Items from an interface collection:
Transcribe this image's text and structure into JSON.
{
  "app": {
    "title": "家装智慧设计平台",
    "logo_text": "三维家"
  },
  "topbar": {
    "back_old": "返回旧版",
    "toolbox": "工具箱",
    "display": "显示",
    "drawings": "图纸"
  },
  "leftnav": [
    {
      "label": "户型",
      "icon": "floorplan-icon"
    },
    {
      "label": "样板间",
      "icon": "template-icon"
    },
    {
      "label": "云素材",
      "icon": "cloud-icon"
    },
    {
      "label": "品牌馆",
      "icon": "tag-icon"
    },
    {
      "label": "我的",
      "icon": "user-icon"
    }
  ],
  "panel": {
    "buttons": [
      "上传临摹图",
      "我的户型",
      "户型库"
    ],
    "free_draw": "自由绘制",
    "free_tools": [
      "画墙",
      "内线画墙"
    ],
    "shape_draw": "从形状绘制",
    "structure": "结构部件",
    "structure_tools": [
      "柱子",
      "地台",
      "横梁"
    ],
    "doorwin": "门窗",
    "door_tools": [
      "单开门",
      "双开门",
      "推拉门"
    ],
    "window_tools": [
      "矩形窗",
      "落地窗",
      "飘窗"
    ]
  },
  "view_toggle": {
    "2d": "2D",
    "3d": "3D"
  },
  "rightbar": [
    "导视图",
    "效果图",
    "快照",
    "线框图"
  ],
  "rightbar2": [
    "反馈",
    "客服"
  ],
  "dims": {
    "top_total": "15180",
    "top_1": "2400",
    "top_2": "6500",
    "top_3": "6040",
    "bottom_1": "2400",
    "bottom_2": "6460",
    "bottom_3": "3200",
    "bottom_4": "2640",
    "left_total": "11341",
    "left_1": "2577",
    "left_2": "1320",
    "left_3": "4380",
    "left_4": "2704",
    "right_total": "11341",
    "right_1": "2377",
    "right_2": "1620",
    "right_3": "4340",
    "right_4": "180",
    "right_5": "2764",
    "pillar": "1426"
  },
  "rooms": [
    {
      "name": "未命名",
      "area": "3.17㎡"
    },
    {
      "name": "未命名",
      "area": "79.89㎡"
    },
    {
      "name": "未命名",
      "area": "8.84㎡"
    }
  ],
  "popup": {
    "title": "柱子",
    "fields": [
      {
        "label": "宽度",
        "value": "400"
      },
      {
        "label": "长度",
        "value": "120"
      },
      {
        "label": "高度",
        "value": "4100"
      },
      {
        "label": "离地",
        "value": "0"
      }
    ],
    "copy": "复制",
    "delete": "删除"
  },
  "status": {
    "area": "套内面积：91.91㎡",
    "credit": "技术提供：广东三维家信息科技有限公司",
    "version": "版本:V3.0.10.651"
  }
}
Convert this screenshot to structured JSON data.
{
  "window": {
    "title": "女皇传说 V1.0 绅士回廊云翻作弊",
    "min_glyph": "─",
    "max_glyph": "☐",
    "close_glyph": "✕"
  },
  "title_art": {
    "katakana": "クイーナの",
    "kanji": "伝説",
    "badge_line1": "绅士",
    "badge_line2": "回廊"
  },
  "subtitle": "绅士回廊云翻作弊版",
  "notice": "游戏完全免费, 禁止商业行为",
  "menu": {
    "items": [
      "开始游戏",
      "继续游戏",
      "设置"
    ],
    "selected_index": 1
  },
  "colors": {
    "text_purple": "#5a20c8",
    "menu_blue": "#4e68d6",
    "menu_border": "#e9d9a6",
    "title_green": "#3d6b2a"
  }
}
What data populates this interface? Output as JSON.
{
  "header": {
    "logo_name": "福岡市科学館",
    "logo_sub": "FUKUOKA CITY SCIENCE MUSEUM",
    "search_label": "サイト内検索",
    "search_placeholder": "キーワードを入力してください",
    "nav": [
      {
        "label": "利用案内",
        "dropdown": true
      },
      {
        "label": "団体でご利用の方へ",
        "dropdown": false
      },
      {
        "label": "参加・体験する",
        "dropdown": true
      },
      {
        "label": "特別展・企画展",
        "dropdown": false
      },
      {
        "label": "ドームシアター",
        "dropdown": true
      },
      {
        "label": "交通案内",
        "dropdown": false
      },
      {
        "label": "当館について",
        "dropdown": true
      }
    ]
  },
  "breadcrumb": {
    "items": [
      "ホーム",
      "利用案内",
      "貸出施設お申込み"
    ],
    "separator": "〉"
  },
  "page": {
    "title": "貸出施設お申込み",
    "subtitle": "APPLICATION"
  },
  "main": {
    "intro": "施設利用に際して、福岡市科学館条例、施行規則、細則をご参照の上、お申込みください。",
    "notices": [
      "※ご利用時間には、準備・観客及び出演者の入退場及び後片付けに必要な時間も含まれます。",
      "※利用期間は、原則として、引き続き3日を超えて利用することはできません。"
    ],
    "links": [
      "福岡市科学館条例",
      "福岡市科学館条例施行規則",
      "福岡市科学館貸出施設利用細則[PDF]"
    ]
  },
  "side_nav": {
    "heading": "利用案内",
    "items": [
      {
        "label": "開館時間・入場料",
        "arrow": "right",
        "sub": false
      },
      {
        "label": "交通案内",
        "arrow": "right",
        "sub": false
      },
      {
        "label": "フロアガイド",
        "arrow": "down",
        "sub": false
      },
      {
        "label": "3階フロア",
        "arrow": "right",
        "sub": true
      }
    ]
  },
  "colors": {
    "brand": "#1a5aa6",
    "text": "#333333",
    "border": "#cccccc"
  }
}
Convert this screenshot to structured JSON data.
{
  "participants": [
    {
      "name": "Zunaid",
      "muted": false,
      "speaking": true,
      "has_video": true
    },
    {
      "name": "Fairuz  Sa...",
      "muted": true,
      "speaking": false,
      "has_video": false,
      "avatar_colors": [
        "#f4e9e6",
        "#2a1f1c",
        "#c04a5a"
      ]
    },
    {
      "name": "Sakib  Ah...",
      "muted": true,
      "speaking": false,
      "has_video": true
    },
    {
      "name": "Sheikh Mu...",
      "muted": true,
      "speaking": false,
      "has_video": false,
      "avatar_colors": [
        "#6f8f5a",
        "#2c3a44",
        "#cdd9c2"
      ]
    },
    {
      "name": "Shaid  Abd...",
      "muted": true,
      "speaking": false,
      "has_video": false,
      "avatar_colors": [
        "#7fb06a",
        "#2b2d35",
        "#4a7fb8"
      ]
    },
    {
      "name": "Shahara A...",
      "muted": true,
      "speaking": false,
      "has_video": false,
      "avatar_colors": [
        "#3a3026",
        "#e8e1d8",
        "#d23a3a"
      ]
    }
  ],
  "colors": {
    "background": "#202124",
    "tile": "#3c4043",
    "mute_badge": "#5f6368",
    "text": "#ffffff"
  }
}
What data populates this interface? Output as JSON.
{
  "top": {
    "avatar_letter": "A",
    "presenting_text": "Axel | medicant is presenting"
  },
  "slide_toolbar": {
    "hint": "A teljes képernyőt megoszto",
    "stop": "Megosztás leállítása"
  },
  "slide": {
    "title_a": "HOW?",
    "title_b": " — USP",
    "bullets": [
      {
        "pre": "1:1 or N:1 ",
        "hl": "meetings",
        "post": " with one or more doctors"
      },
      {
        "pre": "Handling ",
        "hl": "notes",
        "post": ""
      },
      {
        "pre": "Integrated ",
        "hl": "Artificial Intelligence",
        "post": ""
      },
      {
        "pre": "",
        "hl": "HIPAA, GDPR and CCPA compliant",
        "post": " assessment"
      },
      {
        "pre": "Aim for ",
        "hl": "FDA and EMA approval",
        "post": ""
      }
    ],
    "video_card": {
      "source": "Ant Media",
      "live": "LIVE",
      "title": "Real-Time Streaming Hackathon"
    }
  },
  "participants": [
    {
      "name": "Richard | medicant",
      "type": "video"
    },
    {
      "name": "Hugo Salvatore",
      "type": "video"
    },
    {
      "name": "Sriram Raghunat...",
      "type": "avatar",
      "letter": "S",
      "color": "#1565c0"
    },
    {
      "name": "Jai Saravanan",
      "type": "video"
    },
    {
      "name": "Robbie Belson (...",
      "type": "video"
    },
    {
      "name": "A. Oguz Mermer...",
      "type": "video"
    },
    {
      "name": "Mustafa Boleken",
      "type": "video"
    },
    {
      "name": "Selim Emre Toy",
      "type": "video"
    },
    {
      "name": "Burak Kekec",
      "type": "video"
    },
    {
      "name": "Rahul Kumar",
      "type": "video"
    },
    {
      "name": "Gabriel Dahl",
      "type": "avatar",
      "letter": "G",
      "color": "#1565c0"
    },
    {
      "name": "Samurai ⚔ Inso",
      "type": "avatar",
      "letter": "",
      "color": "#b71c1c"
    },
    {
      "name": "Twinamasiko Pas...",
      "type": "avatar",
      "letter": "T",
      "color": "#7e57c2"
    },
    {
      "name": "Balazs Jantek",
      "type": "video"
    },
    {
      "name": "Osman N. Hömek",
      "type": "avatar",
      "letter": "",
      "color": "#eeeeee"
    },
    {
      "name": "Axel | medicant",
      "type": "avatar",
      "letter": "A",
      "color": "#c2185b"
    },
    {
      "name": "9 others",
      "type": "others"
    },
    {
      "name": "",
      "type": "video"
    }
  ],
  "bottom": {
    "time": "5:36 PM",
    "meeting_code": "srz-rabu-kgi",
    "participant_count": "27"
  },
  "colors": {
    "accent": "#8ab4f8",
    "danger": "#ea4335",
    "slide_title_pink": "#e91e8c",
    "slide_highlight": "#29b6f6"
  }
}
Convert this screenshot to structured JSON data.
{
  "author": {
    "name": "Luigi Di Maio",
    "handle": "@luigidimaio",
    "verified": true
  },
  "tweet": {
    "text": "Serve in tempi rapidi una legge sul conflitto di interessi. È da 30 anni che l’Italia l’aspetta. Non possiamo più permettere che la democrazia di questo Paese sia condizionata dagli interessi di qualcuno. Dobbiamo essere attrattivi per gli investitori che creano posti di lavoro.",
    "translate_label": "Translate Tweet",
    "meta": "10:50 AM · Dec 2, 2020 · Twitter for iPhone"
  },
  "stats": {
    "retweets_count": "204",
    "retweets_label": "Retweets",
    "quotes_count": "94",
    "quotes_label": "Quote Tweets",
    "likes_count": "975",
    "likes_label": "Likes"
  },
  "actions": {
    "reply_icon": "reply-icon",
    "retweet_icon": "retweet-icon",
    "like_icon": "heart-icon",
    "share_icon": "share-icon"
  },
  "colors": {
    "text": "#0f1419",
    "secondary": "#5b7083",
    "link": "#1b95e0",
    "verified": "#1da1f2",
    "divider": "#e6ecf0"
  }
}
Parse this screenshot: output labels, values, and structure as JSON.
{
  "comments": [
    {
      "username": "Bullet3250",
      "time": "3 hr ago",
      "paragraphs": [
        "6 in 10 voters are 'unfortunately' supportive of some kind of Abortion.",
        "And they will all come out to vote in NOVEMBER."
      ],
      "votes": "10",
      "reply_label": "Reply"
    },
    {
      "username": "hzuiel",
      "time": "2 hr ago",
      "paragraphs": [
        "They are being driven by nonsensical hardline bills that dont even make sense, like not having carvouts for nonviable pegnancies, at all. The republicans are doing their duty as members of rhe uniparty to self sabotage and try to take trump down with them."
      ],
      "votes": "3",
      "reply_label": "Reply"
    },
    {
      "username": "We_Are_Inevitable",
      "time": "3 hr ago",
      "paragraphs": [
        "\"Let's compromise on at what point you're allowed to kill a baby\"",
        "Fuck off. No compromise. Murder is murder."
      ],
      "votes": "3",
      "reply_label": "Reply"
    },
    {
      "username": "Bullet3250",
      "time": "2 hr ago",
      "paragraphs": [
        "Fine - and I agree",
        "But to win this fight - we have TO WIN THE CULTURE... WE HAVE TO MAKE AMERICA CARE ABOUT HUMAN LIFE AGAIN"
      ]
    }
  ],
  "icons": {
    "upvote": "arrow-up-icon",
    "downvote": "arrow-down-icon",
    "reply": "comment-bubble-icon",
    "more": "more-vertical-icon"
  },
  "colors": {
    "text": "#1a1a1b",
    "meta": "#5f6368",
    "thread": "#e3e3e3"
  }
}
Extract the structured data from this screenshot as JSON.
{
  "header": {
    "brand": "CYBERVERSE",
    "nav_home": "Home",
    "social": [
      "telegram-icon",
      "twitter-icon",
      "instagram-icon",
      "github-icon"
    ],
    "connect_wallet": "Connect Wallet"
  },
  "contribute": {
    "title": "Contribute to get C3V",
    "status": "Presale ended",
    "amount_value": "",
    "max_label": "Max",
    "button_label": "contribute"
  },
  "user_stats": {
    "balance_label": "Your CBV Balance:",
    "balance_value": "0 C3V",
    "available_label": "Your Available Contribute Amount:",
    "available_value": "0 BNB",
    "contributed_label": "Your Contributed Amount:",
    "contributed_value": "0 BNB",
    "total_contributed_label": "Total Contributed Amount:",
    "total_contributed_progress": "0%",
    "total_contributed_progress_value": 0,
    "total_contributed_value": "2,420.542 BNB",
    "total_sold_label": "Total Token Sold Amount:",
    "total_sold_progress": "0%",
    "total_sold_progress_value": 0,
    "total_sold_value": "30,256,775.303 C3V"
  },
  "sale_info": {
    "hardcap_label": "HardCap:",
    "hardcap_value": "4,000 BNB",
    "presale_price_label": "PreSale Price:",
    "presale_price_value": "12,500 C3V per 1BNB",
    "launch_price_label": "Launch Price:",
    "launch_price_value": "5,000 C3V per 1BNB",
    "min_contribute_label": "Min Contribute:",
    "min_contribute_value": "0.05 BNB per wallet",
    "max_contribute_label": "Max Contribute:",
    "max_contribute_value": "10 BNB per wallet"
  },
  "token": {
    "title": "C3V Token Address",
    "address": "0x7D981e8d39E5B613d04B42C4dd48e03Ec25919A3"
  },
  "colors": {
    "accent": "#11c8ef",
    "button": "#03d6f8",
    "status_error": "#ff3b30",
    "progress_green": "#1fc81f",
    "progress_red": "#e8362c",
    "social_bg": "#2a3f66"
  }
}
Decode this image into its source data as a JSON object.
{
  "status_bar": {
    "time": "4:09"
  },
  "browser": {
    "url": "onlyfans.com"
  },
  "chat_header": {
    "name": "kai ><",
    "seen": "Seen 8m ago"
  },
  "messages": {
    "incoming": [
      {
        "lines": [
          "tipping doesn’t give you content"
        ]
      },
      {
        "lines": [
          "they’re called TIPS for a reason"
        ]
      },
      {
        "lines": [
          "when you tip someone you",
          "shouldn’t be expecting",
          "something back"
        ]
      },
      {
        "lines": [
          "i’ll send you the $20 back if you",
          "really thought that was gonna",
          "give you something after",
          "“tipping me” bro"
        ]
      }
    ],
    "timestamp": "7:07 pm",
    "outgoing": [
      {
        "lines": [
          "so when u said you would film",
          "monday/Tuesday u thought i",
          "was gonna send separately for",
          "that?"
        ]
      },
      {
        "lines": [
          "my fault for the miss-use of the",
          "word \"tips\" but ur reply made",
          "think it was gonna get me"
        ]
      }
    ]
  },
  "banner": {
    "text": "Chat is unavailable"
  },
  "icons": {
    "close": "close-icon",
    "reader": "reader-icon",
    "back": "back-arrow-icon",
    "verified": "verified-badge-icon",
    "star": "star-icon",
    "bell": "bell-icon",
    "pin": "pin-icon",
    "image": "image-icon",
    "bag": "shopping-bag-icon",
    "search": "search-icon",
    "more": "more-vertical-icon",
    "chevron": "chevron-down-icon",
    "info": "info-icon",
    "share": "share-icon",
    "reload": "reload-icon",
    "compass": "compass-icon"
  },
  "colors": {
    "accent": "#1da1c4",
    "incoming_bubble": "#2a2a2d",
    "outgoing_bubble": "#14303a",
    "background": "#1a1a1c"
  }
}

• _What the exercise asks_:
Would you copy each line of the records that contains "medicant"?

• _Solution_:
    "presenting_text": "Axel | medicant is presenting"
      "name": "Richard | medicant",
      "name": "Axel | medicant",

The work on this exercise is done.